Posted on Mar 10, 2015 4:00:00 PM by Leslie Wooldridge, GNP-BC, CUNP, BCIA-PMD

Looking For Success in OAB Patients

Communicating (Even the Smallest) Victories to Your PatientsMan exercising

Today one of my patients had her 4th PTNS treatment.

Sometimes it can be challenging to keep patients interested in continuing treatment when improvements are not obvious to them. There are a lot of symptoms that become alleviated along the treatment path that, unless they are pointed out to the patient, are taken for granted and not seen as a part of their current and upcoming successes.

Small Victories

First of all, with every question that you ask your patient, there can be a success story. For example, if they are sleeping an extra hour or two and their second or third time getting up is at 4:00 or 5:00 am instead of 2:00 or 3:00 am, that’s progress. Are they are wearing 3 pads a day instead of 5? Is the amount of leakage less? Are they not leaking through their pads onto their sheets or through their clothes? Can they stand up from a chair and get to the bathroom without leaking? Do they leak less? Are they able to go out of their home without the fear of wetting all over themselves? Are their behavioral management interventions starting to work better too?

All these “little” things that you can point out to them that they don’t always think of can make them feel like there is progress and success.

Reasonable Goals

Too often we practitioners, along with our patients, set ourselves up for failure when patient goals are too lofty. I make it a point to always tell my patients, “I can’t promise to cure you, but if you work with me, you can get better.” Help your patients make goals that are realistic, small, manageable and meaningful for them. For example “I want to be able to watch a movie with my grandkids without getting up to go to the bathroom.” “I want to go out to dinner with my spouse and not have to excuse myself.” If all you tell your patient is that he or she will start getting better at the sixth treatment, you might not have happy patients and more treatment dropouts. If you start on a weight loss program and are told you won’t lose weight for 6 weeks, not many would stick it out.

Celebrate small successes. Soon they will become big successes. Success breeds happy patients … and a happy practice!

Urgent PC for OAB

This blog post reflects the opinions and experience of Leslie Wooldridge, a long-standing user of the Urgent PC Neuromodulation System, and was produced under a paid consulting agreement with Cogentix Medical.

Urgent PC is indicated for the treatment of Overactive Bladder and associated symptoms of urinary urgency, urinary frequency and urge incontinence. Treatment with Urgent PC is contraindicated for patients with pacemakers or implantable defibrillators, patients prone to excessive bleeding, patients with nerve damage that could impact either percutaneous tibial nerve or pelvic floor function or patients who are pregnant or planning to become pregnant during the duration of the treatment. Most patients don't experience side-effects. If side-effects occur, they are typically temporary and include mild pain and skin inflammation at or near the stimulation site. Caution: Federal law (USA) restricts this device to sale by or on the order of a physician. For complete instructions for use, storage, warnings, indications, contraindications, precautions, adverse reactions and disclaimer of warranties, please refer to the insert accompanying each product or online at www.cogentixmedical.com. Models are for illustrative purposes only. Urgent is a registered trademark of Cogentix Medical © 2015 Cogentix Medical. All rights reserved. 

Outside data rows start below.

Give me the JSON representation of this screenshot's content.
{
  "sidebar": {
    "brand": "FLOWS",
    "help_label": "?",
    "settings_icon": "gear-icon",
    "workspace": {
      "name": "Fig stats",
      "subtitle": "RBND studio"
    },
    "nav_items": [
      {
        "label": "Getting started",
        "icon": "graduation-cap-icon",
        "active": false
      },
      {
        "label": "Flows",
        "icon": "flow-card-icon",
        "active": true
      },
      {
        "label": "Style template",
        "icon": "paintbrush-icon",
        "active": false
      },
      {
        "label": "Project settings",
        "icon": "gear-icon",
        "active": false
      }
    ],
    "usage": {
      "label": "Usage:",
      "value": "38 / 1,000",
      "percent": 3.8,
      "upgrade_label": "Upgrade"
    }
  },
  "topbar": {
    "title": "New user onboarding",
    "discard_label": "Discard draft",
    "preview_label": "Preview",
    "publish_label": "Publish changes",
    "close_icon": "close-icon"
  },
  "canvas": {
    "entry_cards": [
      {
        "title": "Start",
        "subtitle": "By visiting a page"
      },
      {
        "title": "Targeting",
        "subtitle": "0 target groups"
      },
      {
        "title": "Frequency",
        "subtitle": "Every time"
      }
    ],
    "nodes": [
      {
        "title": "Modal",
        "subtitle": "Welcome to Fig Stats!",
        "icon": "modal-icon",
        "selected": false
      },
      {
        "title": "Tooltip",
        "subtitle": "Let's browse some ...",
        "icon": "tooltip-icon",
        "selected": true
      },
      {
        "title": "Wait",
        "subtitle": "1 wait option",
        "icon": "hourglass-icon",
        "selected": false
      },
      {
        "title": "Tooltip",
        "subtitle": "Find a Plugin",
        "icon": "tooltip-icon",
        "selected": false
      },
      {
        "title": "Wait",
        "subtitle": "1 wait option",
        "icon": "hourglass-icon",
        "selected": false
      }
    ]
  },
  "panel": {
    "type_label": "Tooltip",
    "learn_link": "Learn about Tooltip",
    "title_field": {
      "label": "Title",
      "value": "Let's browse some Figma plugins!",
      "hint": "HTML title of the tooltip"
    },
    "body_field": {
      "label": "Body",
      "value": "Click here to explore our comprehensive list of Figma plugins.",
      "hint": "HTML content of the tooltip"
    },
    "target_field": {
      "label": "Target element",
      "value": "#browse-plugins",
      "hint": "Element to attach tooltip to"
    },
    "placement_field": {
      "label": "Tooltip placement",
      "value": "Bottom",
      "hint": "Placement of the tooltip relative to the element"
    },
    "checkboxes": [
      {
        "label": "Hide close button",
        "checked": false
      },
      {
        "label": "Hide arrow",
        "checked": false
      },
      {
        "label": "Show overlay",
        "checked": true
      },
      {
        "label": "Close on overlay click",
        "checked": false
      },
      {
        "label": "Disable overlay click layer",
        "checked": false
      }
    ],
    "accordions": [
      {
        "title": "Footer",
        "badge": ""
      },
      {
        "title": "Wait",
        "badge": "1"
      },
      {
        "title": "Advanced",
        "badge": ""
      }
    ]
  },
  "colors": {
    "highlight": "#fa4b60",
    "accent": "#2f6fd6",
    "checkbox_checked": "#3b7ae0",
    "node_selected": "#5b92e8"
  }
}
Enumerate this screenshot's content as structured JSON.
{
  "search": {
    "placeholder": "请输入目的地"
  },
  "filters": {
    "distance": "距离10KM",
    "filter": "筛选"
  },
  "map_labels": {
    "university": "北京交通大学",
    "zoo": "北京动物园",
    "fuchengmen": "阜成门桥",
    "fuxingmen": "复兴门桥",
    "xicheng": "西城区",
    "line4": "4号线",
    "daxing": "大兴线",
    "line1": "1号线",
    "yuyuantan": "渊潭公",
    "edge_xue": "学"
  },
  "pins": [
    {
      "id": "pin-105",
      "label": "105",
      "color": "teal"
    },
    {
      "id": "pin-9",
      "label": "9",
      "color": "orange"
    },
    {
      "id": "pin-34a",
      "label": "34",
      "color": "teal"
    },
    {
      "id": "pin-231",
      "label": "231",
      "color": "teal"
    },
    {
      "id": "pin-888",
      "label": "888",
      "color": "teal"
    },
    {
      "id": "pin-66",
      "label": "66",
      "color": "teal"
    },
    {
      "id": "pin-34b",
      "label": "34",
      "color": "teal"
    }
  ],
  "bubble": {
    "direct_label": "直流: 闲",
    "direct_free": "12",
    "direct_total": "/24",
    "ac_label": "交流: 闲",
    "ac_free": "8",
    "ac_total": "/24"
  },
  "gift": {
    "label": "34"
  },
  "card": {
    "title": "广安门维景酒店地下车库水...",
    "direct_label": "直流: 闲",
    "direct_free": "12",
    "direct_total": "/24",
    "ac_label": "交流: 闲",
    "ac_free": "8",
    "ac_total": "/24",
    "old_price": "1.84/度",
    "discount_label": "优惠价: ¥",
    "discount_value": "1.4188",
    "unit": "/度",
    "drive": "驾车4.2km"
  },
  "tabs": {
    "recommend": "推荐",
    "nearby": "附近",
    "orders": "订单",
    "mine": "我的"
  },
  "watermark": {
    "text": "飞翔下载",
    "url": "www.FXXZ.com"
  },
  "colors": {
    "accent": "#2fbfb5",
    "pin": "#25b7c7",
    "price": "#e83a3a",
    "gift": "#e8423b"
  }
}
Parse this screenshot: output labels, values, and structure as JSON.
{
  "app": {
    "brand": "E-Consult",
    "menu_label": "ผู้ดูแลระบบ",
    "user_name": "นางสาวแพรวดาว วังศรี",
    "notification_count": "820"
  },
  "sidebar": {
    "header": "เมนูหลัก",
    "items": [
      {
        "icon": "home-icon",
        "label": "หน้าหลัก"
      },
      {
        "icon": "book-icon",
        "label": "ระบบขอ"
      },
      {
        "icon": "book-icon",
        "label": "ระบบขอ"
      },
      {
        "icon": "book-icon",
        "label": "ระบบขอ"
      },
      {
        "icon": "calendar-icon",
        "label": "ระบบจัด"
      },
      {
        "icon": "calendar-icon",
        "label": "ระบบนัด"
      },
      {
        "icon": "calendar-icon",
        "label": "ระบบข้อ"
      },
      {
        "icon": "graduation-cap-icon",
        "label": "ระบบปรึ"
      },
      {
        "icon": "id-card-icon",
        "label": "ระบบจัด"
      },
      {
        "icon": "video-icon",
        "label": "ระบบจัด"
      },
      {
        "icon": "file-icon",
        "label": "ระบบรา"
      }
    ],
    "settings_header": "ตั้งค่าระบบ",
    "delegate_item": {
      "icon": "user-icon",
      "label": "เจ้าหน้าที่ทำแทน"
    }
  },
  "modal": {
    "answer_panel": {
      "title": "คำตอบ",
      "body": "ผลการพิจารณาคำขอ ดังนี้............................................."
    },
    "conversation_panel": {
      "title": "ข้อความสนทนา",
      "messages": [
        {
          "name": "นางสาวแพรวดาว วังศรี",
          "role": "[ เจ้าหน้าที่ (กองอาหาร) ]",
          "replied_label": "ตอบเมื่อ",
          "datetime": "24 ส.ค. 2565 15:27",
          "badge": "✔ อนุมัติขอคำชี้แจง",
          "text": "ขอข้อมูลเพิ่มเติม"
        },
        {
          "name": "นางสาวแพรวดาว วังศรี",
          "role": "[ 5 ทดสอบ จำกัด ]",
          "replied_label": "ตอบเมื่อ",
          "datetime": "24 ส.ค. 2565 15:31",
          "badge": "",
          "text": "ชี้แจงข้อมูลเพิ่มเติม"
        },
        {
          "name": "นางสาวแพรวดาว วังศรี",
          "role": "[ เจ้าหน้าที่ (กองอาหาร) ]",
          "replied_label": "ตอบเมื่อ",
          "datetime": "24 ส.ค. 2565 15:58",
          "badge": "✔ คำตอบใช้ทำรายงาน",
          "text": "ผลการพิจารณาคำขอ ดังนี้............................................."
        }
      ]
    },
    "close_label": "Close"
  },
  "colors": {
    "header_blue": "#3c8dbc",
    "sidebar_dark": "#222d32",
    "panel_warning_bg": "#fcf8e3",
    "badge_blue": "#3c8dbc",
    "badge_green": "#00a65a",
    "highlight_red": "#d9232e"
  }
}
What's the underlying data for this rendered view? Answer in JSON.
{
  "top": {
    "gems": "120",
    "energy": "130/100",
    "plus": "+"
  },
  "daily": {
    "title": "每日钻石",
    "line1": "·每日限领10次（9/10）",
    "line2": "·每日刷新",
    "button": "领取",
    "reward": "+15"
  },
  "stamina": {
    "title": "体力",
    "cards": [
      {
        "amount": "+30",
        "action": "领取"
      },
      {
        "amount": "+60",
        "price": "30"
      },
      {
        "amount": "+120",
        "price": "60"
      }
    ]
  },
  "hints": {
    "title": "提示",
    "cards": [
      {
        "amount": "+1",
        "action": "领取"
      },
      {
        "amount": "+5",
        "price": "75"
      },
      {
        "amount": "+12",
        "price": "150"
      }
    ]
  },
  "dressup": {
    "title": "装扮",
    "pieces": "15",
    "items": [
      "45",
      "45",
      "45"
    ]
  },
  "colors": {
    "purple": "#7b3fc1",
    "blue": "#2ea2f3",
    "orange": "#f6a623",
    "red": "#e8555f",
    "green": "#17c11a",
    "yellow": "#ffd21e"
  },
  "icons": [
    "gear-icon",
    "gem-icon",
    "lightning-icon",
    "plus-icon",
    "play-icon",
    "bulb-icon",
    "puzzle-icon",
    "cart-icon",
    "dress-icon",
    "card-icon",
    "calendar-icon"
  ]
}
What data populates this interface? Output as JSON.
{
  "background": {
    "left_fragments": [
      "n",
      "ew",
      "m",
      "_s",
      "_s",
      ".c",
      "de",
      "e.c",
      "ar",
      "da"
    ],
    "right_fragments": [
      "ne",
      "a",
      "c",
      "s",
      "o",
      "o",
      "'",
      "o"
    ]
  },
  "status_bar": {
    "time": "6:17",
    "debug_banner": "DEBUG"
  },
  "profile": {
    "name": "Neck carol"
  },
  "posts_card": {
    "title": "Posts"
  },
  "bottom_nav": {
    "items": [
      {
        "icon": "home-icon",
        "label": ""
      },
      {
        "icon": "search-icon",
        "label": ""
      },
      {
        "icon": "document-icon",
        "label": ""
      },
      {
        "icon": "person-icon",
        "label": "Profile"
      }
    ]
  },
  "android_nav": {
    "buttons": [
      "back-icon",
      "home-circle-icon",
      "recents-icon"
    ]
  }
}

Leslie Wooldridge, GNP-BC, CUNP, BCIA-PMD
Leslie Saltzstein Wooldridge, GNP-BC, CUNP, BCIA-PMD, is Director of the Adult Bladder Control Center, Mercy Health Partners, Muskegon, Michigan USA. Ms. Wooldridge received a Master of Science degree in nursing administration, critical care nursing and postgraduate certification as a Geriatric Nurse Practitioner from Marquette University, Milwaukee, Wisconsin. In 2015, she was honored with the Women’s Health Foundation Activist Award. She is also the recipient of the 2009 National Association for Continence Rodney J. Appell Continence Champion Award. Ms. Wooldridge has published in multiple refereed journals. She authored the Genitourinary chapter in The Nurse Practitioner in Long Term Care: Guidelines for Clinical Practice (2007). She has lectured throughout the United States on geriatrics, urology and clinical practice.
Return To Blog